_Task directions_.
Treat the line containing "Parse this screenshot: output" as the first line and the final line of the material below as the last; reproduce that range exactly.

┌──

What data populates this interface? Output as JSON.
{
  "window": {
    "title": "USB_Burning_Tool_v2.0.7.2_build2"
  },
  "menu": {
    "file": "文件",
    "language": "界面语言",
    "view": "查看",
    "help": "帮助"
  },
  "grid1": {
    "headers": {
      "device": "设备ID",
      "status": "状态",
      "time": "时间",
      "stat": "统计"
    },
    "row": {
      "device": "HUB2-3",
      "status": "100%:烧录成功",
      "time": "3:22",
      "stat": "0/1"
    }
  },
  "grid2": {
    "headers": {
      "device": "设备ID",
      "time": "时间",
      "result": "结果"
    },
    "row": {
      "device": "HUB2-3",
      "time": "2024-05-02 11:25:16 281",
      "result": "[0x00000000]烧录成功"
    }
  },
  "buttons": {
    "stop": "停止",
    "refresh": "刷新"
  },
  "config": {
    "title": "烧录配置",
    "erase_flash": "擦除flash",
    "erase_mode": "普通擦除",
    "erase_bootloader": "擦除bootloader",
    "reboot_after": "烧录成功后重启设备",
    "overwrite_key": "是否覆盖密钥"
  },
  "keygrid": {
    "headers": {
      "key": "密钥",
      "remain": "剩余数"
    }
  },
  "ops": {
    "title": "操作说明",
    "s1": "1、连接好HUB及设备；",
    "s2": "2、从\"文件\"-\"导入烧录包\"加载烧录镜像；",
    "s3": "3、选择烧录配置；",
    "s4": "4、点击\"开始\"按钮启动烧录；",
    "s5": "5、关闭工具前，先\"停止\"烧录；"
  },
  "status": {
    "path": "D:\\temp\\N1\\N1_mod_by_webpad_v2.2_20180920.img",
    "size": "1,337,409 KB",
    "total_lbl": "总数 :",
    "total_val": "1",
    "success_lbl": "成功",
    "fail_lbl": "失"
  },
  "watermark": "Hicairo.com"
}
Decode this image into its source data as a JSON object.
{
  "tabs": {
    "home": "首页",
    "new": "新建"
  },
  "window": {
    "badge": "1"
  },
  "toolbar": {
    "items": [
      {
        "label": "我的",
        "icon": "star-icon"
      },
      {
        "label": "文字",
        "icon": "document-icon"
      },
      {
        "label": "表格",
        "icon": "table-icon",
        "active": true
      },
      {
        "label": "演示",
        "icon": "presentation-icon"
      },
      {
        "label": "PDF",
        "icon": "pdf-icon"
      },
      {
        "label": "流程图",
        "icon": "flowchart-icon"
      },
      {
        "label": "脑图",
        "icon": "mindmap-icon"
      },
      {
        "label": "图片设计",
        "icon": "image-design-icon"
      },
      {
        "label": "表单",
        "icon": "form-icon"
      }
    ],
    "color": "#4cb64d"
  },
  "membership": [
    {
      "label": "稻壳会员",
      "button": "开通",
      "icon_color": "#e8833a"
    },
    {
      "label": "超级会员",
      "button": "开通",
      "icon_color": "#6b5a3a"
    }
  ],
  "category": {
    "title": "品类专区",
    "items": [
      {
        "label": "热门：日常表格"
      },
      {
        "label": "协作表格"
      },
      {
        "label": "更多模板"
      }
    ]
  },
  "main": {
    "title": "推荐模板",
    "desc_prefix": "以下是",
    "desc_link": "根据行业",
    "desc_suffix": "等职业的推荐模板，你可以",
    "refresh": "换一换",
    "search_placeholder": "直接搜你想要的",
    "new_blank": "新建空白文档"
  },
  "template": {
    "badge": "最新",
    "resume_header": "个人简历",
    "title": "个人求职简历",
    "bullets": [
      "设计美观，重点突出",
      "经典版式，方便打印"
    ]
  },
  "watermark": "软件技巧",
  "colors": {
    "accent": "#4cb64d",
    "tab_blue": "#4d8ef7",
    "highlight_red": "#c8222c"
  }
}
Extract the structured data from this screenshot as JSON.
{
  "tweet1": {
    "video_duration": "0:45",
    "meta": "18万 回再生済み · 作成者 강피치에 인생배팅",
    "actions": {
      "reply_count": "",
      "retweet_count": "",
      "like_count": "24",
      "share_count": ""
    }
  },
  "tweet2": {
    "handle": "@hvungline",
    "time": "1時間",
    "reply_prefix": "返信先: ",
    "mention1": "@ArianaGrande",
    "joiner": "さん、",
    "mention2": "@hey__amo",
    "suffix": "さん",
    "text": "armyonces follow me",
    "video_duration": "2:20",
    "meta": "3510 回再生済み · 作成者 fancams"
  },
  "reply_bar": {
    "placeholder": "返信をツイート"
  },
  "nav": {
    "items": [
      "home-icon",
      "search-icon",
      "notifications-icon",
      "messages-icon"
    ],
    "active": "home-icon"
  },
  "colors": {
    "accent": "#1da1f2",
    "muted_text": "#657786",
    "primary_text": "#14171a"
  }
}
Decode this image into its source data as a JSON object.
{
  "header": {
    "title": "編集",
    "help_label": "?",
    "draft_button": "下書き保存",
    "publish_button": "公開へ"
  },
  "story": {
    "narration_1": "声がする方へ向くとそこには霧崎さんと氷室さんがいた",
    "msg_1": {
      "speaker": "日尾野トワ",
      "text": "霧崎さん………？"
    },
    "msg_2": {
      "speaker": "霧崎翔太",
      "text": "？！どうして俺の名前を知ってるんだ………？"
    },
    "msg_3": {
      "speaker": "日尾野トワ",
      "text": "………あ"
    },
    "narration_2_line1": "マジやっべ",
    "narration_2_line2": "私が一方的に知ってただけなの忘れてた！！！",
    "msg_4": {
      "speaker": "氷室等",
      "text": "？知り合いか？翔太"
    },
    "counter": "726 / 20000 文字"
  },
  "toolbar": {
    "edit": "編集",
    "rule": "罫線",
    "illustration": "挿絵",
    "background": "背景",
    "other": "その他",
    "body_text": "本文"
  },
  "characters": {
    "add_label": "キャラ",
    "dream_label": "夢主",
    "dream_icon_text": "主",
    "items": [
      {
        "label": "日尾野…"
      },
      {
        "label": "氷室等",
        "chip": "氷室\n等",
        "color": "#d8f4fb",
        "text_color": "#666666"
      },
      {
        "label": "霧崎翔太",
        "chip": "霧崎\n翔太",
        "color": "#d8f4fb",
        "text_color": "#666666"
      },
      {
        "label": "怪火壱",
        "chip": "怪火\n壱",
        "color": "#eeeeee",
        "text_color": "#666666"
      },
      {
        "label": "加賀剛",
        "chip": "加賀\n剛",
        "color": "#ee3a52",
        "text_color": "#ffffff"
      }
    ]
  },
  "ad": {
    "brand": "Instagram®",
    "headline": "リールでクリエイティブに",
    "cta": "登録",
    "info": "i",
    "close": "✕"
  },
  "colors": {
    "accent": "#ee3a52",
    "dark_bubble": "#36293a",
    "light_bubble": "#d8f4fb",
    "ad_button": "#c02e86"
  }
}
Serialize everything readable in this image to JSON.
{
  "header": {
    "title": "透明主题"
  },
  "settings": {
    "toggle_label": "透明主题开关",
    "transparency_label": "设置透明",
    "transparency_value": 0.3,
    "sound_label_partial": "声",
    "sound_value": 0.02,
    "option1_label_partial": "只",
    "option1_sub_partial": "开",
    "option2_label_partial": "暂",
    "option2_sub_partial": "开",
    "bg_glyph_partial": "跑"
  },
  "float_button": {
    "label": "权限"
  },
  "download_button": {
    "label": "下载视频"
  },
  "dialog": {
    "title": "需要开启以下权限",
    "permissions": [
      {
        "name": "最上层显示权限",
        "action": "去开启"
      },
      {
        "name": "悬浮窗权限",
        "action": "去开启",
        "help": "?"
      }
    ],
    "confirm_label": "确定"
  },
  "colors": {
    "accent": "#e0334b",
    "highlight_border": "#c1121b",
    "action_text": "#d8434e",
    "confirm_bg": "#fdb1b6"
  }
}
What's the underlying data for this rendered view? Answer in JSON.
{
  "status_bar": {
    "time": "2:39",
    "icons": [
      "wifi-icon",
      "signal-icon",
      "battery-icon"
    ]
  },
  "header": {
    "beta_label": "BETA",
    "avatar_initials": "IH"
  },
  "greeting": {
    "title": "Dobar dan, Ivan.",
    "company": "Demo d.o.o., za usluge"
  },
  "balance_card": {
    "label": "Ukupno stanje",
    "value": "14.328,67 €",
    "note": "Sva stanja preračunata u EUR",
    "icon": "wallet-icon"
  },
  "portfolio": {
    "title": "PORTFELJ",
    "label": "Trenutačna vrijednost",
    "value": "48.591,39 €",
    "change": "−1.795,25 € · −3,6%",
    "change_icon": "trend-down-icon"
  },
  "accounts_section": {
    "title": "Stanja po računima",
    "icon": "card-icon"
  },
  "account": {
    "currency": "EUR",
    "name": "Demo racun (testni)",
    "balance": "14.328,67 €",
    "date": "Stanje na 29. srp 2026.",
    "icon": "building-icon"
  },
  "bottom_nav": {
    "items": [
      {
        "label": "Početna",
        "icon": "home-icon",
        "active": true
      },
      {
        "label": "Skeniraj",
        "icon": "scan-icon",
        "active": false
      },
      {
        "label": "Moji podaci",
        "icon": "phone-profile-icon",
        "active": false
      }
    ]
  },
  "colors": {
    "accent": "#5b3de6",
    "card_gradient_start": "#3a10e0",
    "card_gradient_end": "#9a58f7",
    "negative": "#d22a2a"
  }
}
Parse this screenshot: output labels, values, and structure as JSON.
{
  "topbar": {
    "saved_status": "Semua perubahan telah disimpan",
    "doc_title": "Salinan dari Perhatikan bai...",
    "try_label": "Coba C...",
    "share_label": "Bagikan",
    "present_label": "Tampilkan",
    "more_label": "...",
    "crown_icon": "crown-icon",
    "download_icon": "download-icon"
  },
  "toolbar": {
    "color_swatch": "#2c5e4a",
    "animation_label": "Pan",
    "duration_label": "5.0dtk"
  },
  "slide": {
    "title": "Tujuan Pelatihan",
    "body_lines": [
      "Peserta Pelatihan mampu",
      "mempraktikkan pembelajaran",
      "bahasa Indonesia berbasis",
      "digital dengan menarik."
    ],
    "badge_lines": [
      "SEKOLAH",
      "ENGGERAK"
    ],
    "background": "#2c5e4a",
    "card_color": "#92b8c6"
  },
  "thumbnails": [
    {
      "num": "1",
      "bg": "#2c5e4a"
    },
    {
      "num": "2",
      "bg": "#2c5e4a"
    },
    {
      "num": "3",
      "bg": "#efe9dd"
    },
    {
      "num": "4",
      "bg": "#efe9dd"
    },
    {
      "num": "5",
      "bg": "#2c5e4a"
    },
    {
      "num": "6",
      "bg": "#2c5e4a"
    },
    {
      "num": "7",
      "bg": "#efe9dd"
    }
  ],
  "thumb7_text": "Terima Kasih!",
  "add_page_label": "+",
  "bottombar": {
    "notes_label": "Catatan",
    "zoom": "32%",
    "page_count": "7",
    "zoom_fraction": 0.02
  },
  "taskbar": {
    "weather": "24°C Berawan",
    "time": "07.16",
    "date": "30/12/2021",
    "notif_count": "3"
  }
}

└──

_Written response_.
Parse this screenshot: output labels, values, and structure as JSON.
{
  "topbar": {
    "saved_status": "Semua perubahan telah disimpan",
    "doc_title": "Salinan dari Perhatikan bai...",
    "try_label": "Coba C...",
    "share_label": "Bagikan",
    "present_label": "Tampilkan",
    "more_label": "...",
    "crown_icon": "crown-icon",
    "download_icon": "download-icon"
  },
  "toolbar": {
    "color_swatch": "#2c5e4a",
    "animation_label": "Pan",
    "duration_label": "5.0dtk"
  },
  "slide": {
    "title": "Tujuan Pelatihan",
    "body_lines": [
      "Peserta Pelatihan mampu",
      "mempraktikkan pembelajaran",
      "bahasa Indonesia berbasis",
      "digital dengan menarik."
    ],
    "badge_lines": [
      "SEKOLAH",
      "ENGGERAK"
    ],
    "background": "#2c5e4a",
    "card_color": "#92b8c6"
  },
  "thumbnails": [
    {
      "num": "1",
      "bg": "#2c5e4a"
    },
    {
      "num": "2",
      "bg": "#2c5e4a"
    },
    {
      "num": "3",
      "bg": "#efe9dd"
    },
    {
      "num": "4",
      "bg": "#efe9dd"
    },
    {
      "num": "5",
      "bg": "#2c5e4a"
    },
    {
      "num": "6",
      "bg": "#2c5e4a"
    },
    {
      "num": "7",
      "bg": "#efe9dd"
    }
  ],
  "thumb7_text": "Terima Kasih!",
  "add_page_label": "+",
  "bottombar": {
    "notes_label": "Catatan",
    "zoom": "32%",
    "page_count": "7",
    "zoom_fraction": 0.02
  },
  "taskbar": {
    "weather": "24°C Berawan",
    "time": "07.16",
    "date": "30/12/2021",
    "notif_count": "3"
  }
}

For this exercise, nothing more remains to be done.